## WORK REQUIRED
Find every line below where the word "this" occurs. Then say how many there are, giving only the number.

══════

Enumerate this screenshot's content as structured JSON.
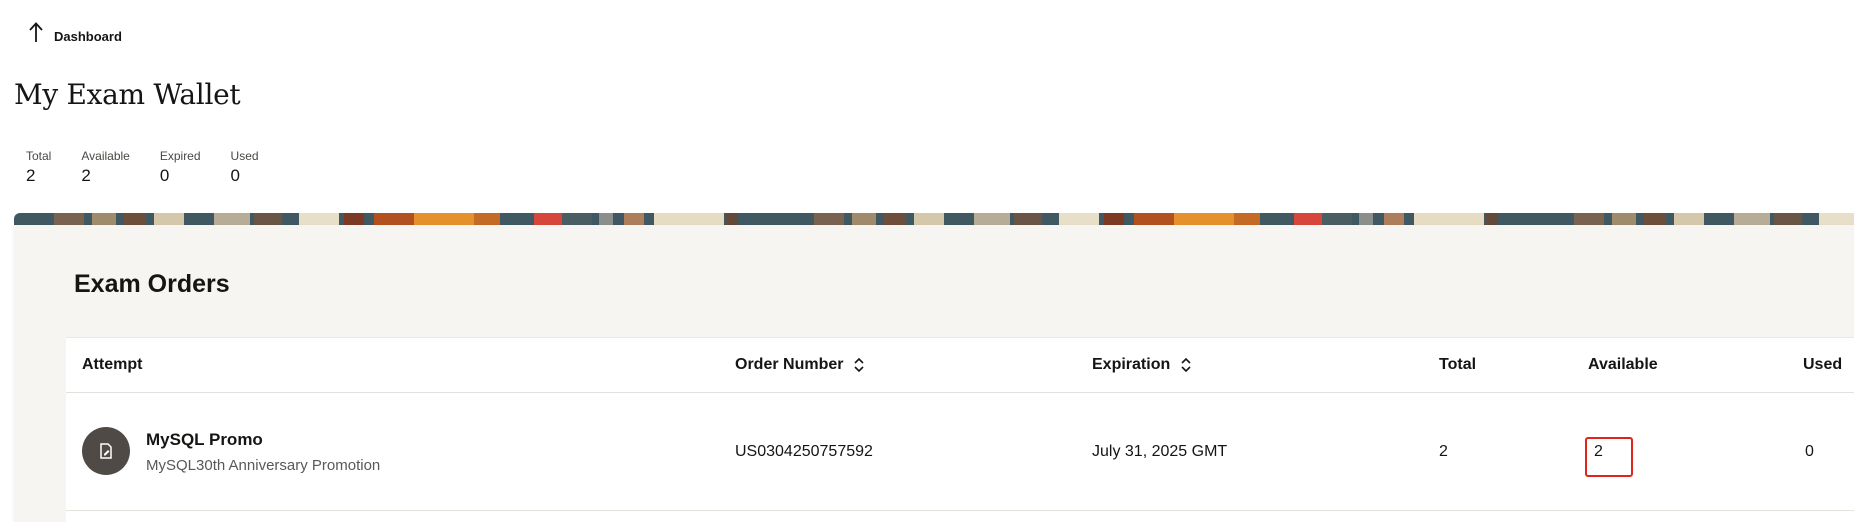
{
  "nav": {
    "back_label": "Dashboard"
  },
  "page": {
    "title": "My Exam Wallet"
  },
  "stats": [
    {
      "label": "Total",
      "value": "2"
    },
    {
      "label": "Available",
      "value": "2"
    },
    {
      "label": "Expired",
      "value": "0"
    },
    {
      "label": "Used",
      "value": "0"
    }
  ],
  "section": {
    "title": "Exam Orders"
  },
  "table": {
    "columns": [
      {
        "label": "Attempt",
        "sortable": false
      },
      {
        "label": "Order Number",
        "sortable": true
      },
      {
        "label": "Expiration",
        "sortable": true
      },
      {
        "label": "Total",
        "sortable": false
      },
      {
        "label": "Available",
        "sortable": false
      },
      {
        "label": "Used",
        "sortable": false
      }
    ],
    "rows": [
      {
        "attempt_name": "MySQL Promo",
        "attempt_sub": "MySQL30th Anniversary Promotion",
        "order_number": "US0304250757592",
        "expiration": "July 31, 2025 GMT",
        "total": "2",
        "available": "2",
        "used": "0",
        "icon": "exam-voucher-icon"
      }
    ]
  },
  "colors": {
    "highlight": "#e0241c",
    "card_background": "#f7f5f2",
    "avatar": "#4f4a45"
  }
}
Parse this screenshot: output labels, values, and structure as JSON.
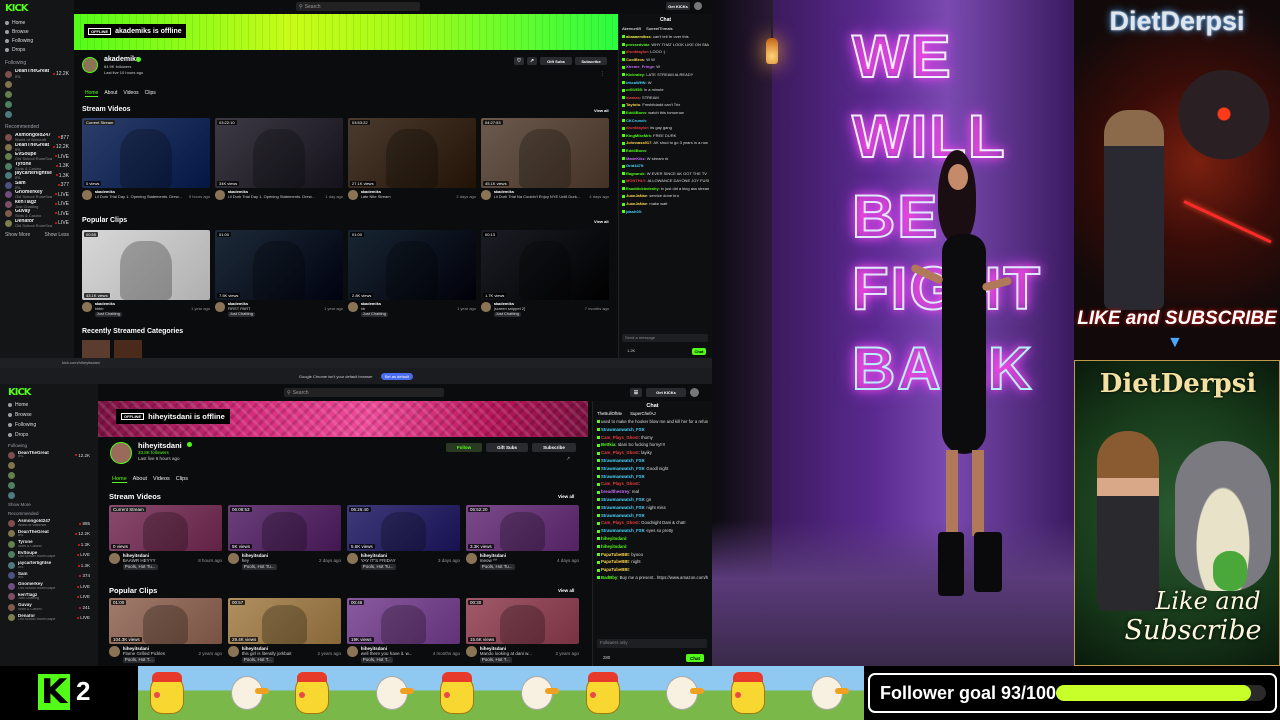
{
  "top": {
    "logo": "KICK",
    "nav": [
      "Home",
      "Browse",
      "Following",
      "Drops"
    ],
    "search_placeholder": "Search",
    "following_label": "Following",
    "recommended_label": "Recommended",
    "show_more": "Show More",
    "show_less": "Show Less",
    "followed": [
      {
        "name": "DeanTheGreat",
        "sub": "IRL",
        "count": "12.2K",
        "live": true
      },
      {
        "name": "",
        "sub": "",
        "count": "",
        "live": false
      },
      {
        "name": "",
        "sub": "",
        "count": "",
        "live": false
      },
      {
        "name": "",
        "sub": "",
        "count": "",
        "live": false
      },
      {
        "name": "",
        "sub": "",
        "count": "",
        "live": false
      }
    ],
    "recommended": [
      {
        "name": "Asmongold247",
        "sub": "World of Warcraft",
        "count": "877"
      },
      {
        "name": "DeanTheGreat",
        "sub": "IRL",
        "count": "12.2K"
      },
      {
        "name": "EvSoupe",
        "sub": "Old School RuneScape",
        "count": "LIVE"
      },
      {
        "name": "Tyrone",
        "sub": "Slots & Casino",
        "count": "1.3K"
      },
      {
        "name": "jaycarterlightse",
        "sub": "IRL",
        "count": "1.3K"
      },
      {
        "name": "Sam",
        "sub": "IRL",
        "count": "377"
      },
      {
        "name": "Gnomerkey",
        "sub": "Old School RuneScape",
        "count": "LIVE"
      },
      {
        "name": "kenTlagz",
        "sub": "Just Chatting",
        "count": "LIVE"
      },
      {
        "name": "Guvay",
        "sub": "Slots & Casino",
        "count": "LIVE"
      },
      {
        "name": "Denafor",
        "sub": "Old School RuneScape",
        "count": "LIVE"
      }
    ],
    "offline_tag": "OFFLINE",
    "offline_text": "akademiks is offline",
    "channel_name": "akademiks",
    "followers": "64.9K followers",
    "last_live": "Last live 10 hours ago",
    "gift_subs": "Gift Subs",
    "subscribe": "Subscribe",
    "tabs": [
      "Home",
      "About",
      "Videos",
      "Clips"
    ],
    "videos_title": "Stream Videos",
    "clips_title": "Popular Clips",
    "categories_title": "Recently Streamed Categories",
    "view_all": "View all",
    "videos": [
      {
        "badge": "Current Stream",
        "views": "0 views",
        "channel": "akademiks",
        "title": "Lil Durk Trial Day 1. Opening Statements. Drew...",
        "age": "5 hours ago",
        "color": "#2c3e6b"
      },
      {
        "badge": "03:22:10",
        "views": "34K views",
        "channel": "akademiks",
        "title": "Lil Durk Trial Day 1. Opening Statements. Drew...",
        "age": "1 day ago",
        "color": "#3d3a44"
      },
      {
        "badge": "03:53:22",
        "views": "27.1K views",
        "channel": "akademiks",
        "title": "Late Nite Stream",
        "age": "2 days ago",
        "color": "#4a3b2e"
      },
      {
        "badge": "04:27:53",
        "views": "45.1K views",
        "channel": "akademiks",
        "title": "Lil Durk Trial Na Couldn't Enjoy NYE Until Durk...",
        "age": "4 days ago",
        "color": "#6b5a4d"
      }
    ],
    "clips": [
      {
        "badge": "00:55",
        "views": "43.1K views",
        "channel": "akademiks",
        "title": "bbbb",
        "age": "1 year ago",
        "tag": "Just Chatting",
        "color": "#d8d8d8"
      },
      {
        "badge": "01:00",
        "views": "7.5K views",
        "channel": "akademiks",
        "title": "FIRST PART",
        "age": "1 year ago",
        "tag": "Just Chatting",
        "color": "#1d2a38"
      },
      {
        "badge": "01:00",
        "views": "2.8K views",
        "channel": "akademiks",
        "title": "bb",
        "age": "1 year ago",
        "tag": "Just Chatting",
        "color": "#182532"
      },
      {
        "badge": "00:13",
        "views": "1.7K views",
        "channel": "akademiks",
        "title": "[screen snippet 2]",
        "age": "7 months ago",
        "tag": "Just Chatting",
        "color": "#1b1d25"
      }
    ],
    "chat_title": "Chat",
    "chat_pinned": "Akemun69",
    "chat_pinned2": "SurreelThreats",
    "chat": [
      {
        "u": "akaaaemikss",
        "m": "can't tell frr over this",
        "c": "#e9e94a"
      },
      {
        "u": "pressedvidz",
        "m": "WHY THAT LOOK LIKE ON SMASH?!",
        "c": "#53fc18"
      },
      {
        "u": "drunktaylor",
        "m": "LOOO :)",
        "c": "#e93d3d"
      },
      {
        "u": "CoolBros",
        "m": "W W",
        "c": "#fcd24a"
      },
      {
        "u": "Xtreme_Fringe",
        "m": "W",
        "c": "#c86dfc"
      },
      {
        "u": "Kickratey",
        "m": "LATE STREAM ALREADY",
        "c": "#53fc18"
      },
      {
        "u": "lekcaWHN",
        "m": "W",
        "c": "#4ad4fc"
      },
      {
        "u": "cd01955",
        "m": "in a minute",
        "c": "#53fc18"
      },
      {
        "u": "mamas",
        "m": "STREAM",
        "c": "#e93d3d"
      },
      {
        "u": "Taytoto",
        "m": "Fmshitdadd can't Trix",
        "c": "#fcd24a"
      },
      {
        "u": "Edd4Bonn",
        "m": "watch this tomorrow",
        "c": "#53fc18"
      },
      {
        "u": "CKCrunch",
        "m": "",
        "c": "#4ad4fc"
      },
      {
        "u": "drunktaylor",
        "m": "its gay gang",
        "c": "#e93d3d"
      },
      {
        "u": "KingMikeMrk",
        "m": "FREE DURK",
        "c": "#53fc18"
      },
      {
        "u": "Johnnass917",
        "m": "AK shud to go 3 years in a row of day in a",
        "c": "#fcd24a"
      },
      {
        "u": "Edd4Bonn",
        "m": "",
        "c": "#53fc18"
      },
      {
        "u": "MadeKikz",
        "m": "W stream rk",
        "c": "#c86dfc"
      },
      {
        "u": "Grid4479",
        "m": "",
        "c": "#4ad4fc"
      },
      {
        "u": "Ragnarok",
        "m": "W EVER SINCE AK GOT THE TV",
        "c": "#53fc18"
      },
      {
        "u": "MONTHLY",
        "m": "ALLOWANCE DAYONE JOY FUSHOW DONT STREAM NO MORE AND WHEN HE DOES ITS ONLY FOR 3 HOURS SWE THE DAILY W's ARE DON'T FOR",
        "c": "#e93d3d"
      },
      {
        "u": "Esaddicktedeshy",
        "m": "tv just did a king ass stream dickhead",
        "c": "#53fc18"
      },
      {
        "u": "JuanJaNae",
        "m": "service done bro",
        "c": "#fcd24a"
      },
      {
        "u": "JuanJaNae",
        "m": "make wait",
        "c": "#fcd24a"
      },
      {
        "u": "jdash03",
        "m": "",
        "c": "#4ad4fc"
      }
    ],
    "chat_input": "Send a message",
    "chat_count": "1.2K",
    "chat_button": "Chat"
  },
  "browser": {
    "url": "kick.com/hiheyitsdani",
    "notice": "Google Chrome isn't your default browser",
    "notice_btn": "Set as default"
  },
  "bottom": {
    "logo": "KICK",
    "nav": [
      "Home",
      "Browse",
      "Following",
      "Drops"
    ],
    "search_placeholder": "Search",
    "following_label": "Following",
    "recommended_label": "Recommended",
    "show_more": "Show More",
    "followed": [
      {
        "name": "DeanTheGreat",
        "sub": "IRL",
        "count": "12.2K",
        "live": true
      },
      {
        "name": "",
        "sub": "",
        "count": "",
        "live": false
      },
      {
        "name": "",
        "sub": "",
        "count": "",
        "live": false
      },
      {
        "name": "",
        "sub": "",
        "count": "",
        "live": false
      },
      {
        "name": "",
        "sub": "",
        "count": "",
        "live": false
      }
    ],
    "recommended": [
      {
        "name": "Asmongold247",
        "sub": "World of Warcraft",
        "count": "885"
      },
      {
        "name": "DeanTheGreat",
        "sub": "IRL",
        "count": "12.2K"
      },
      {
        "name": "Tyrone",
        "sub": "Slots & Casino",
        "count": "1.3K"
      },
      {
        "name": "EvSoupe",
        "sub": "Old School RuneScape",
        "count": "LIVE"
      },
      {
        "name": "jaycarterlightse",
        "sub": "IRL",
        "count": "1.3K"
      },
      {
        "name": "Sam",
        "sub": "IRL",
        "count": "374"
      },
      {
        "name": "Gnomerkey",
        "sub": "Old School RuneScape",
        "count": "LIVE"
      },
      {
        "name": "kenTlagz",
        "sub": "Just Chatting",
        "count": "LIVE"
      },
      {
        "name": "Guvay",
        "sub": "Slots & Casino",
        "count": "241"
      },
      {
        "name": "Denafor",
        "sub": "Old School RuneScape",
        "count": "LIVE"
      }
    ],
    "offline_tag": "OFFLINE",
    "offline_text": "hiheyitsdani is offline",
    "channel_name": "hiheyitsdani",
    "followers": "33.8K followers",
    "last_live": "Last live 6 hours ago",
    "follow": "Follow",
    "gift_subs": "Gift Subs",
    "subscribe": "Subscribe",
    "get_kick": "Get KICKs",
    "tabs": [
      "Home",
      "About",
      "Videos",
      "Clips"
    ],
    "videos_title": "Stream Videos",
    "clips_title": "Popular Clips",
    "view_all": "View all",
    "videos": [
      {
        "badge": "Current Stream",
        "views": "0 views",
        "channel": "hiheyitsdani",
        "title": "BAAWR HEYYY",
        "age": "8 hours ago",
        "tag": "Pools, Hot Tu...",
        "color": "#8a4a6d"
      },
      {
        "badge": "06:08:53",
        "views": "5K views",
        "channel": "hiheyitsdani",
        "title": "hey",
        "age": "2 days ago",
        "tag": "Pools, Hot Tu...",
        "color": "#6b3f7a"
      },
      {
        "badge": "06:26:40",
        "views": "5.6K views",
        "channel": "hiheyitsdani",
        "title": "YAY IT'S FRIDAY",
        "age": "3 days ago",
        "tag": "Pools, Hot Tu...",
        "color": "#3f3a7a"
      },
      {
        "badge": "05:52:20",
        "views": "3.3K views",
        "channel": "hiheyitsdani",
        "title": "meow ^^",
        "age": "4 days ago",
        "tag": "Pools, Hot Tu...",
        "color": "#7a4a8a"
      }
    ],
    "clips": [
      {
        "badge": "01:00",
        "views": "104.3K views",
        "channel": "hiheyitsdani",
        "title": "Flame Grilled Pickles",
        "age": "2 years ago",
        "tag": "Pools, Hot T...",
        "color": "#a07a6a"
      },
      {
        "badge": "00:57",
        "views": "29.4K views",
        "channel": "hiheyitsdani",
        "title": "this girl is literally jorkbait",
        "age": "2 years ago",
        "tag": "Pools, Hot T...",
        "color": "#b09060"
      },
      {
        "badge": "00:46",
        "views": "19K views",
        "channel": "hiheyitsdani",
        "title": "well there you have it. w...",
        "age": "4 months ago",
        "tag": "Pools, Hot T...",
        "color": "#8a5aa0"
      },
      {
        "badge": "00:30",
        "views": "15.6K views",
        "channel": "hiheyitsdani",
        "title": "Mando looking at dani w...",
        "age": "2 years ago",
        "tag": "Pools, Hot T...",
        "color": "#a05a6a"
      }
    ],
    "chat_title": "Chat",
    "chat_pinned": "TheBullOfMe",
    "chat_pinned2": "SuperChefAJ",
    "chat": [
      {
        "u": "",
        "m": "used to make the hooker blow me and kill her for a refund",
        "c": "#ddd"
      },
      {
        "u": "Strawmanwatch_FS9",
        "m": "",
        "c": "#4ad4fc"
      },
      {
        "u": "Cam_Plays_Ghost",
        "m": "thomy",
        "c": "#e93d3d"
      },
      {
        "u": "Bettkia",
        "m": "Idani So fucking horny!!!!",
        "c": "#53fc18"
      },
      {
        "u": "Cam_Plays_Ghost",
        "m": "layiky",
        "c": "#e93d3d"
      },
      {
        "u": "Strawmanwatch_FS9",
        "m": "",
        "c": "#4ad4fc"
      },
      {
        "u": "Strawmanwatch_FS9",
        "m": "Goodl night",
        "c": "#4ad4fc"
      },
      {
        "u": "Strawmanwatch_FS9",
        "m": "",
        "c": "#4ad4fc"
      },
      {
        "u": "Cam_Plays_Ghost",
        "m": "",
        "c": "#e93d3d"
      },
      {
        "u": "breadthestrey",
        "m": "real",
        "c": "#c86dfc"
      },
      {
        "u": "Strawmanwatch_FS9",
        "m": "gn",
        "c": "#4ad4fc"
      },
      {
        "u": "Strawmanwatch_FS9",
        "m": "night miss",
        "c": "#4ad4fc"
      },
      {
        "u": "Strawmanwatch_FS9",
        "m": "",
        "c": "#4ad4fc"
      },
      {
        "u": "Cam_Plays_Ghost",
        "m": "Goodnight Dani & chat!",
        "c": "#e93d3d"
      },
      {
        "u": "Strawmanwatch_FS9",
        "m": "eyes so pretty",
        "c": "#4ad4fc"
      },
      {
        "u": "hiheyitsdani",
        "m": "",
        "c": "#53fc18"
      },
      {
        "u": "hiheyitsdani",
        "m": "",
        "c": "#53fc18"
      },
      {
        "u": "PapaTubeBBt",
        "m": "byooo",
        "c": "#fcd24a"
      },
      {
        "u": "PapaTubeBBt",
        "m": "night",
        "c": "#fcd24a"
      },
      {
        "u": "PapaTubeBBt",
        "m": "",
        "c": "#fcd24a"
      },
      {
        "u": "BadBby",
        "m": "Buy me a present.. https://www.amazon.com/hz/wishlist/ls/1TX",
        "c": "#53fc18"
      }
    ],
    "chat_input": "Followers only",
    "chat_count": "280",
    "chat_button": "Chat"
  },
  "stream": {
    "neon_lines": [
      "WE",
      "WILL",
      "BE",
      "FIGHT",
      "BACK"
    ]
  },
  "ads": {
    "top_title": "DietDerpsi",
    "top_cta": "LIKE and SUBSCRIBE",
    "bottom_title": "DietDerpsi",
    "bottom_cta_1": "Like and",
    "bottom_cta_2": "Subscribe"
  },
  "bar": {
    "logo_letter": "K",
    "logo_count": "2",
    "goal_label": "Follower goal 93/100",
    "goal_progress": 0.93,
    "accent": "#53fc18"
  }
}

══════

## TASK RESULT
5